“It was at this time,” Doyle concluded in a part of the investigation as indicting of the supervision at the jail as it was of Sousa, “that I identified how serious this situation had become due to the time that had elapsed after Ms. Kruger’s initial concerns being brought to Sergeant Stake’s attention. Deputy Sousa advised that he fully understands the concerns as well as the scope of all that was involved.” (The investigative report refers to Kruger as “Krugar” throughout.)
Sousa explained in wrenching personal details the issues he’d been dealing with involving his ex-fiancee, and on two occasions appears to have become emotional. “People all think my life is all fine and dandy but it’s not,” he said.
For the infraction, which the investigation sustained, Sousa could have faced termination. Instead, he was suspended for 30 days, or 168 work hours, and removed from the jail’s Corrections Special Operations Team, or CSOT, the jail’s equivalent of a SWAT team. He was allowed, as by sheriff’s policy, to give up 84 hours in accrued vacation leave to account for half his suspension. Thus he worked through Tuesday, with his actual suspension away from the job scheduled between March 28 and April 10, when he will also be without badge and weapon.
Sousa has no other disciplinary issues on his record. In 2014, he was severely injured after losing control of his motorcycle on Palm Harbor Parkway the morning after July 4, at 1:34 a.m. He was off-duty, and was not alcohol-tested at the time. The Sheriff’s Office conducted that investigation. The severe injury to his leg has caused the “bad leg” he refers to in the investigative report, and to which he attributed what Kruger had seen as a stumble that January morning.

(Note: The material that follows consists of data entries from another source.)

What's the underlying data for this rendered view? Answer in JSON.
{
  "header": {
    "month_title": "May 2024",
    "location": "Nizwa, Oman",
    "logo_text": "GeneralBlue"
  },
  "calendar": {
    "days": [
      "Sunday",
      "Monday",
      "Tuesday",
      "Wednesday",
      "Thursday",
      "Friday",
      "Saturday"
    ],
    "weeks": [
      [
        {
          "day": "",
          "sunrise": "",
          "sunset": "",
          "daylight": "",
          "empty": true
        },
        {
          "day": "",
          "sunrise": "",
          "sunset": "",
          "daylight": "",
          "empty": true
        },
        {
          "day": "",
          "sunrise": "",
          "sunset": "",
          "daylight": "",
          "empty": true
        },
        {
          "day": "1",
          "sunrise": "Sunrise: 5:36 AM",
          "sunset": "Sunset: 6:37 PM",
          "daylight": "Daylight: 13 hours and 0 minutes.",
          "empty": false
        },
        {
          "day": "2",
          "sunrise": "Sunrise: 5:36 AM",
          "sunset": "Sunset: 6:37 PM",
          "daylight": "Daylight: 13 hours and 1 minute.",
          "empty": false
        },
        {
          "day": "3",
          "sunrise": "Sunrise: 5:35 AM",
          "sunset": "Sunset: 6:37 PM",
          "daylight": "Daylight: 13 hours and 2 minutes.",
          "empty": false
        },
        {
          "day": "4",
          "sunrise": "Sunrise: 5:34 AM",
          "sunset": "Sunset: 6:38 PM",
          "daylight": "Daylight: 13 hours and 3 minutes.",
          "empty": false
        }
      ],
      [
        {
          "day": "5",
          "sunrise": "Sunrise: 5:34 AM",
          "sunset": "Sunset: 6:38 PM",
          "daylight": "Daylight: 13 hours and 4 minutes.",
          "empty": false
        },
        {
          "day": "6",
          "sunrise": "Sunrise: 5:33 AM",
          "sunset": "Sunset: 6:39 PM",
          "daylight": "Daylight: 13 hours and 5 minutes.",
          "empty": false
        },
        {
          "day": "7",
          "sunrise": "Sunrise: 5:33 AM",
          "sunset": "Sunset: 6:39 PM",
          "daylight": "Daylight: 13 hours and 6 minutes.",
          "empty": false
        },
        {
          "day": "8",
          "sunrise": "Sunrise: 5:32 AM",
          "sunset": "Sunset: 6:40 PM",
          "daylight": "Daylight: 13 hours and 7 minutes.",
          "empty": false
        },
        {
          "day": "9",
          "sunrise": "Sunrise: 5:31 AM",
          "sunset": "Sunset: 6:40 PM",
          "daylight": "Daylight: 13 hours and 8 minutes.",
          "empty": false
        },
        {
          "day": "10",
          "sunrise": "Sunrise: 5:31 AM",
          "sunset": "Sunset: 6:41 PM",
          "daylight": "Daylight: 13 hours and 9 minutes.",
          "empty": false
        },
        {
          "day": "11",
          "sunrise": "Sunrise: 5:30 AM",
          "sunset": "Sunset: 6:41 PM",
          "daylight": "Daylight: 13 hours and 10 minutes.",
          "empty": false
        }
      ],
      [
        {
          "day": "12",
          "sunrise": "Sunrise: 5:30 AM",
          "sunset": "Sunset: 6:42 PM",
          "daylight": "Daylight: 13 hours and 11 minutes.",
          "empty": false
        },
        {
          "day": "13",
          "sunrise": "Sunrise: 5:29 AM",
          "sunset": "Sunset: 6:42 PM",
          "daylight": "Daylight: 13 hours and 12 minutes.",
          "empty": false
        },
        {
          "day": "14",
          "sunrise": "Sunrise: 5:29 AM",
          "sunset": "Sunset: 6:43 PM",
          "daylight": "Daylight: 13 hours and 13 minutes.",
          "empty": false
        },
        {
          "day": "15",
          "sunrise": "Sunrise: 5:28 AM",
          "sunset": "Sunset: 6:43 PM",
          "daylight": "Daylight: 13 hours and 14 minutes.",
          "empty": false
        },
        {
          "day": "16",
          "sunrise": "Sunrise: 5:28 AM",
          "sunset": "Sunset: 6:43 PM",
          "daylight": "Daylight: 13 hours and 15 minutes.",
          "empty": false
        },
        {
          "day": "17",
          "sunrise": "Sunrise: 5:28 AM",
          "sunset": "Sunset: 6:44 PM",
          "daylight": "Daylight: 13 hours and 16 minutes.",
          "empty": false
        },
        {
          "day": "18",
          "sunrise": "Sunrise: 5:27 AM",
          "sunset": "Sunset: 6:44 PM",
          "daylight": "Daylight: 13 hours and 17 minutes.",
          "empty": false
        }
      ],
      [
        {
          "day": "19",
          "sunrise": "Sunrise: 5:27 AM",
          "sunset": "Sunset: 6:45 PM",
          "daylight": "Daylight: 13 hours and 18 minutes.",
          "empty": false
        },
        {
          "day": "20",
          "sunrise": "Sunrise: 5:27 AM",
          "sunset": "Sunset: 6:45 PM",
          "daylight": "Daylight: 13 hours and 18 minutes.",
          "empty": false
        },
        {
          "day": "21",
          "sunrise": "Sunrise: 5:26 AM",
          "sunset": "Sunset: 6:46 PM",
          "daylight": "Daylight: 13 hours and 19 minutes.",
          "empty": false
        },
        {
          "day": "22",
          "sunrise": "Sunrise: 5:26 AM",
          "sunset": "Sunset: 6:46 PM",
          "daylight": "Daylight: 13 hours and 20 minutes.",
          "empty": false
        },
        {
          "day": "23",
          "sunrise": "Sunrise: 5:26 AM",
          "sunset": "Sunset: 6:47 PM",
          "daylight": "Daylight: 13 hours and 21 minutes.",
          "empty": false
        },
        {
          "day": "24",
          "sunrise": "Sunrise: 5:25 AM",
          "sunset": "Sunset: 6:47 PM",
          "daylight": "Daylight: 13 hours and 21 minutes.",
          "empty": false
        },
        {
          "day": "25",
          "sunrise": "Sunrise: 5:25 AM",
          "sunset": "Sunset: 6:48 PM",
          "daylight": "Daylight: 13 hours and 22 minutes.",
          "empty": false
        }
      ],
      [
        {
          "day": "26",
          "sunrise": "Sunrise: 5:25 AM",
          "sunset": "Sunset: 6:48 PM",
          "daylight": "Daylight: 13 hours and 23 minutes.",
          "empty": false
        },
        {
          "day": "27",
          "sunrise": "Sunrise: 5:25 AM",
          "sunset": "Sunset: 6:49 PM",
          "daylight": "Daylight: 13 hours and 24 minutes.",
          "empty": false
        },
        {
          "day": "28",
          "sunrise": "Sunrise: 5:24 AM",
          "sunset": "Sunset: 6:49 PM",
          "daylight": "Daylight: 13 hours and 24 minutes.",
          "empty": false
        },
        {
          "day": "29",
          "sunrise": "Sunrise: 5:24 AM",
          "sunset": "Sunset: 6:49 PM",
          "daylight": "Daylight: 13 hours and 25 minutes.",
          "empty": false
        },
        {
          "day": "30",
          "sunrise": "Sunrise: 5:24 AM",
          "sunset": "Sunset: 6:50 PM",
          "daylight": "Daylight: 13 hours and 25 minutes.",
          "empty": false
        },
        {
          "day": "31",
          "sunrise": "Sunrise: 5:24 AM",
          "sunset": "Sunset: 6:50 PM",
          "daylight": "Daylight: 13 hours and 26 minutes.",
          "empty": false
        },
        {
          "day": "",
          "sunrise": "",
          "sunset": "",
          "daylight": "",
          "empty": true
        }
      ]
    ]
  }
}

Doyle’s investigative report does not more directly address the supervisory issues at the jail, as those were not part of the scope of his investigation. But Chief Mark Strobridge acknowledged: “Yes there is an issue there, and it’s being followed up,” he said, saying–without specifying the supervisors’ names that “there is an inquiry into their conduct” with “additional internals going on.” That suggests the inquiries may be full-fledged internal affairs investigations rather than mere inquiries. Sheriff Rick Staly, Strobridge said, “is very adamant about holding people accountable for their actions.”
He said there is no systemic issue with supervision in the agency, but there is an ongoing initiative to review the supervisory structure to ensure accountability. In both instances of recent supervisory issues–at the courthouse and at the jail–the structure was that inherited by the current sheriff, Strobridge said.
Mark Sousa should not be confused with Cpl. Paul DeSousa, an 11-year veteran and the training director at the agency, who is not at all involved in any of these matters.